Kevin: I think you guys are hitting the nail on the head. I think it’s also important for those who may need to understand inclusivity to watch this film. Honestly, I think the Church itself does a pretty good job of being inclusive especially here in Las Vegas. The fact that the Church gave its stamp of approval to this type of festival is huge! I think other groups who have policy or doctrine that don’t allow for homosexuality could look at this documentary and the church as an example. I think the Republican party, in particular, could learn a lot about loving its homosexual constituents from this documentary. Most LDS homosexuals that I know have come out to overwhelming support from their LDS community. I know a lot more Republicans with political aspirations that are afraid to come out because they fear judgment. Some who have come out to me have been told by other friends that they should absolutely never come out. I don’t know a lot about what that does to someone’s psyche. But, I don’t believe that that judgment is positive.
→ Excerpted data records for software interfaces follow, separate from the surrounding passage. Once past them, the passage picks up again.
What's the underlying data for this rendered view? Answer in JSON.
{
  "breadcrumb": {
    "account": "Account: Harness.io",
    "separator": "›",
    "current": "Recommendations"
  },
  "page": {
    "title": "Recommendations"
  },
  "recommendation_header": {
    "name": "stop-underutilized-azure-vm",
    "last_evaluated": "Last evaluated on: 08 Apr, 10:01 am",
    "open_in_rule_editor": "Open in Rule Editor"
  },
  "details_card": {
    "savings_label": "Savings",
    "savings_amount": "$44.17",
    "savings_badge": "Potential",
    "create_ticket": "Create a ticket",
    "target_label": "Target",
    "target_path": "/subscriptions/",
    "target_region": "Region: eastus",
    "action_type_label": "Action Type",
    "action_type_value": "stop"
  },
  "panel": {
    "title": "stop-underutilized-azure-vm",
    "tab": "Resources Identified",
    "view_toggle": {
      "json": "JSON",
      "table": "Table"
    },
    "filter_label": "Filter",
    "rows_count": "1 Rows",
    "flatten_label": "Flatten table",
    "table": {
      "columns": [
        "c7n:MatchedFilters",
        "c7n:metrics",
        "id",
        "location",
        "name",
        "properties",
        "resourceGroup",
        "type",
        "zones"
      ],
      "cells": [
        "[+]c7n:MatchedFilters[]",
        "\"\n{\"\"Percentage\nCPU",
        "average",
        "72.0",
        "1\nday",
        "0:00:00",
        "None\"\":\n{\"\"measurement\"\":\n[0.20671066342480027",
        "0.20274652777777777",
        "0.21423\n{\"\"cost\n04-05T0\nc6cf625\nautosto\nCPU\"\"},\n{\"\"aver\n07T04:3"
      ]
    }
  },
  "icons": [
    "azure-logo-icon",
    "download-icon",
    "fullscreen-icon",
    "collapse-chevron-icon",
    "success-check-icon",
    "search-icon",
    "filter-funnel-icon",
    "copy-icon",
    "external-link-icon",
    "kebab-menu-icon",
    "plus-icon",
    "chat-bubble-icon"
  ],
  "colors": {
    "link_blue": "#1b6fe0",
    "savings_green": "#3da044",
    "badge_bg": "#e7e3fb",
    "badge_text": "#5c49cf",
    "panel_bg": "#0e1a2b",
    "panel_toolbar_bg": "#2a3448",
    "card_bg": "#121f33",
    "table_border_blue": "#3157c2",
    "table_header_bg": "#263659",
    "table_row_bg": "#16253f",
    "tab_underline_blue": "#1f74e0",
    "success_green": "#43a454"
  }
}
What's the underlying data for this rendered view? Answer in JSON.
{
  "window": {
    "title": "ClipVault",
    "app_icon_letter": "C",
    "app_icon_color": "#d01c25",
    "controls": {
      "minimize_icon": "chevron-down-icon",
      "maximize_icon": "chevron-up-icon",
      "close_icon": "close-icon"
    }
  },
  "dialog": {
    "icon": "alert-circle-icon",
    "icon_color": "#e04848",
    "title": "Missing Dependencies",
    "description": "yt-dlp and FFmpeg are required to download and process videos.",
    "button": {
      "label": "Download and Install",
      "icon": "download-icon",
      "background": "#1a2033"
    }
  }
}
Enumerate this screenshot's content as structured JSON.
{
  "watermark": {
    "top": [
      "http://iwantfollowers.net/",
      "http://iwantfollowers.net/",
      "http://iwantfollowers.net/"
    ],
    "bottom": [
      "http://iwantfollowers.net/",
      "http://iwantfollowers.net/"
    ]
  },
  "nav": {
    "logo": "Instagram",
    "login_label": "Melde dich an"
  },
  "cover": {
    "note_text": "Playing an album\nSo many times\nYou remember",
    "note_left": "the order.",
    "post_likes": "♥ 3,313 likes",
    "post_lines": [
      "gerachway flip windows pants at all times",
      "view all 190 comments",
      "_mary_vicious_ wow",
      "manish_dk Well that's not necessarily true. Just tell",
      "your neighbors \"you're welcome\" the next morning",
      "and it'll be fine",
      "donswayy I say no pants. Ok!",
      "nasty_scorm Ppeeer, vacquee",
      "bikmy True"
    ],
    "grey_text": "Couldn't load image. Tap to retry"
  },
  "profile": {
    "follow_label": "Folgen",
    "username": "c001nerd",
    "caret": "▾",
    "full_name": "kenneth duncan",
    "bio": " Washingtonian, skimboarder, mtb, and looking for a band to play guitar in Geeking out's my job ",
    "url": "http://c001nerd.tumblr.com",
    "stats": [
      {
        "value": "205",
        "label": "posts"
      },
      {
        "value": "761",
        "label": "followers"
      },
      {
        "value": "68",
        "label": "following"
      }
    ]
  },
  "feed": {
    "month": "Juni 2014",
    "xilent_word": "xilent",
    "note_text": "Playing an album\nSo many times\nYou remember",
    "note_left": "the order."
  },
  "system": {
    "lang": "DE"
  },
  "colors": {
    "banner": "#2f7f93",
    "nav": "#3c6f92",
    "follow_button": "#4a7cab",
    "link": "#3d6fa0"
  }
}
Tyler: At one point in the film, Dan Reynolds calls Tyler Glenn to apologize for not being more available as a friend after Glenn came out as gay. He then asks, “What can I do now?” I think that’s the quintessential question of the movie that Madison touched on. And I think it’s the question we all have to ask ourselves after watching it.
Madison: Final thoughts? I thought Believer succeeded in delivering a message that is both emotional and deeply human. No matter how you feel about these complex issues, our responsibility to care for those in our community is more important than our desire to be right. It is crucial for us to lead with real love, not loving platitudes when working out the LGBTQ+ and Mormon dilemma.
Tristan: Watch it. I want all of my friends to watch it, think about it, do something about it, and become more mindful of LBGTQ issues and support. I’m not asking for guilt-tripping or anything like that, but to take the message of Believer to heart and turn outward in love. Love loud and listen intently.
Kevin: On a scale of absolutely sucks to extremely entertaining and thought-provoking, I think this film gets a solid enjoyable with a great call to action.
Tyler: My final thoughts are that I want to give Tyler Glenn a hug. Everyone should see this movie.
Listen to Skipping Stones below, and watch Believer!
Let us know what you think!
What can you do now?
Check out The Trevor Project
If you or someone you know is LGBTQ, be sure they have the Trevor Lifeline in their phone and on hand. A listening ear saves more lives than you know, and everyone needs to have this on hand.
The Trevor Project Lifeline: 866-488-7386
Also, check out TrevorText
Text the word “Trevor” to 1-202-304-1200
Available Thursday and Friday 4 p.m. to 8 p.m. ET
Standard messaging rates apply
And there is Trevor Chat which is available 7 Days A Week, (3pm-10pm ET / Noon-7pm PT).
ALSO, buy tickets and go to this year’s LoveLoud Festival!
Proceeds are donated to charities like the Trevor Project for LGBTQ Youth.
July 28, 2018: Tickets Available Here!